START Records supplied
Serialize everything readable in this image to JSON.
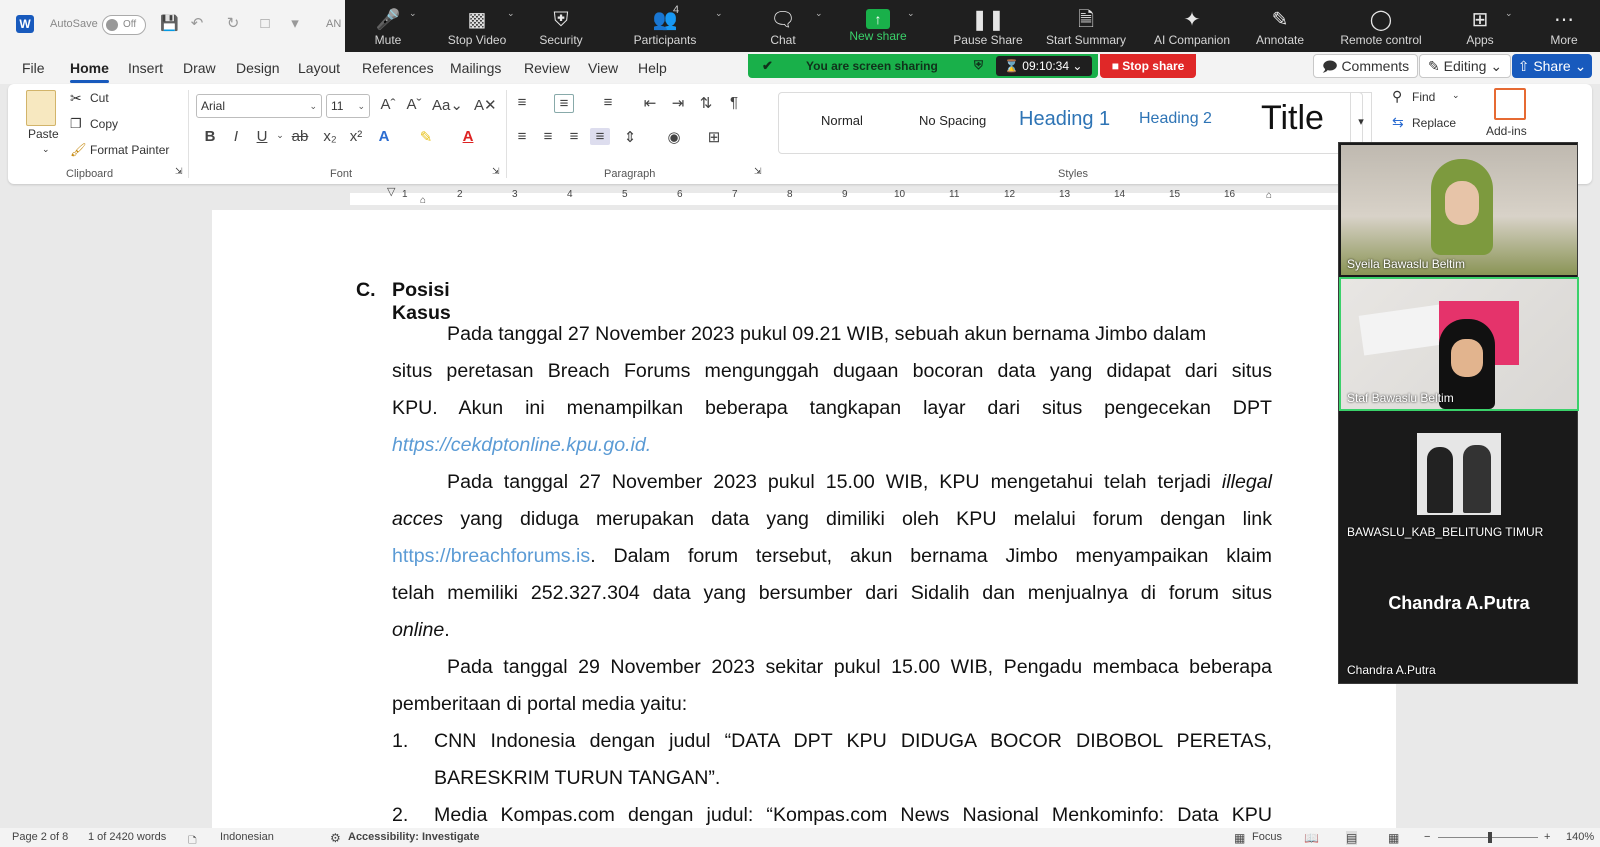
{
  "titlebar": {
    "autosave_label": "AutoSave",
    "autosave_state": "Off",
    "doc_name_fragment": "AN"
  },
  "zoom_toolbar": {
    "items": [
      {
        "label": "Mute",
        "icon": "microphone-icon"
      },
      {
        "label": "Stop Video",
        "icon": "video-camera-icon"
      },
      {
        "label": "Security",
        "icon": "shield-icon"
      },
      {
        "label": "Participants",
        "icon": "people-icon"
      },
      {
        "label": "Chat",
        "icon": "chat-bubble-icon"
      },
      {
        "label": "New share",
        "icon": "share-arrow-icon"
      },
      {
        "label": "Pause Share",
        "icon": "pause-icon"
      },
      {
        "label": "Start Summary",
        "icon": "document-icon"
      },
      {
        "label": "AI Companion",
        "icon": "sparkle-icon"
      },
      {
        "label": "Annotate",
        "icon": "pen-icon"
      },
      {
        "label": "Remote control",
        "icon": "mouse-icon"
      },
      {
        "label": "Apps",
        "icon": "apps-grid-icon"
      },
      {
        "label": "More",
        "icon": "more-dots-icon"
      }
    ],
    "participant_count": "4",
    "sharing_banner": "You are screen sharing",
    "timer": "09:10:34",
    "stop_share": "Stop share",
    "accent_green": "#19b04a",
    "stop_red": "#e02828"
  },
  "menubar": {
    "tabs": [
      "File",
      "Home",
      "Insert",
      "Draw",
      "Design",
      "Layout",
      "References",
      "Mailings",
      "Review",
      "View",
      "Help"
    ],
    "active_tab": "Home",
    "comments": "Comments",
    "editing": "Editing",
    "share": "Share"
  },
  "ribbon": {
    "clipboard": {
      "paste": "Paste",
      "cut": "Cut",
      "copy": "Copy",
      "format_painter": "Format Painter",
      "label": "Clipboard"
    },
    "font": {
      "family": "Arial",
      "size": "11",
      "label": "Font"
    },
    "paragraph": {
      "label": "Paragraph"
    },
    "styles": {
      "items": [
        "Normal",
        "No Spacing",
        "Heading 1",
        "Heading 2",
        "Title"
      ],
      "label": "Styles"
    },
    "editing": {
      "find": "Find",
      "replace": "Replace"
    },
    "addins": {
      "label": "Add-ins"
    }
  },
  "ruler": {
    "numbers": [
      "1",
      "2",
      "3",
      "4",
      "5",
      "6",
      "7",
      "8",
      "9",
      "10",
      "11",
      "12",
      "13",
      "14",
      "15",
      "16"
    ]
  },
  "document": {
    "heading_letter": "C.",
    "heading_text": "Posisi Kasus",
    "p1_lines": [
      "Pada tanggal 27 November 2023 pukul 09.21 WIB, sebuah akun bernama Jimbo dalam",
      "situs peretasan Breach Forums mengunggah dugaan bocoran data yang didapat dari situs",
      "KPU. Akun ini menampilkan beberapa tangkapan layar dari situs pengecekan DPT"
    ],
    "p1_link": "https://cekdptonline.kpu.go.id.",
    "p2_line1_pre": "Pada tanggal 27 November 2023 pukul 15.00 WIB, KPU mengetahui telah terjadi ",
    "p2_line1_ital": "illegal",
    "p2_line2_ital": "acces",
    "p2_line2_rest": " yang diduga merupakan data yang dimiliki oleh KPU melalui forum dengan link",
    "p2_link": "https://breachforums.is",
    "p2_line3_rest": ". Dalam forum tersebut, akun bernama Jimbo menyampaikan klaim",
    "p2_line4": "telah memiliki 252.327.304 data yang bersumber dari Sidalih dan menjualnya di forum situs",
    "p2_line5_ital": "online",
    "p2_line5_rest": ".",
    "p3_line1": "Pada tanggal 29 November 2023 sekitar pukul 15.00 WIB, Pengadu membaca beberapa",
    "p3_line2": "pemberitaan di portal media yaitu:",
    "list": [
      {
        "num": "1.",
        "line1": "CNN Indonesia dengan judul “DATA DPT KPU DIDUGA BOCOR DIBOBOL PERETAS,",
        "line2": "BARESKRIM TURUN TANGAN”."
      },
      {
        "num": "2.",
        "line1": "Media Kompas.com dengan judul: “Kompas.com News Nasional Menkominfo: Data KPU"
      }
    ]
  },
  "gallery": {
    "tiles": [
      {
        "name": "Syeila Bawaslu Beltim"
      },
      {
        "name": "Staf Bawaslu Beltim",
        "active": true
      },
      {
        "name": "BAWASLU_KAB_BELITUNG TIMUR"
      },
      {
        "name": "Chandra A.Putra",
        "center_text": "Chandra A.Putra"
      }
    ]
  },
  "statusbar": {
    "page": "Page 2 of 8",
    "words": "1 of 2420 words",
    "language": "Indonesian",
    "accessibility": "Accessibility: Investigate",
    "focus": "Focus",
    "zoom": "140%"
  }
}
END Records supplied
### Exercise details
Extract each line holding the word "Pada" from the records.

### Expected answer
      "Pada tanggal 27 November 2023 pukul 09.21 WIB, sebuah akun bernama Jimbo dalam",
    "p2_line1_pre": "Pada tanggal 27 November 2023 pukul 15.00 WIB, KPU mengetahui telah terjadi ",
    "p3_line1": "Pada tanggal 29 November 2023 sekitar pukul 15.00 WIB, Pengadu membaca beberapa",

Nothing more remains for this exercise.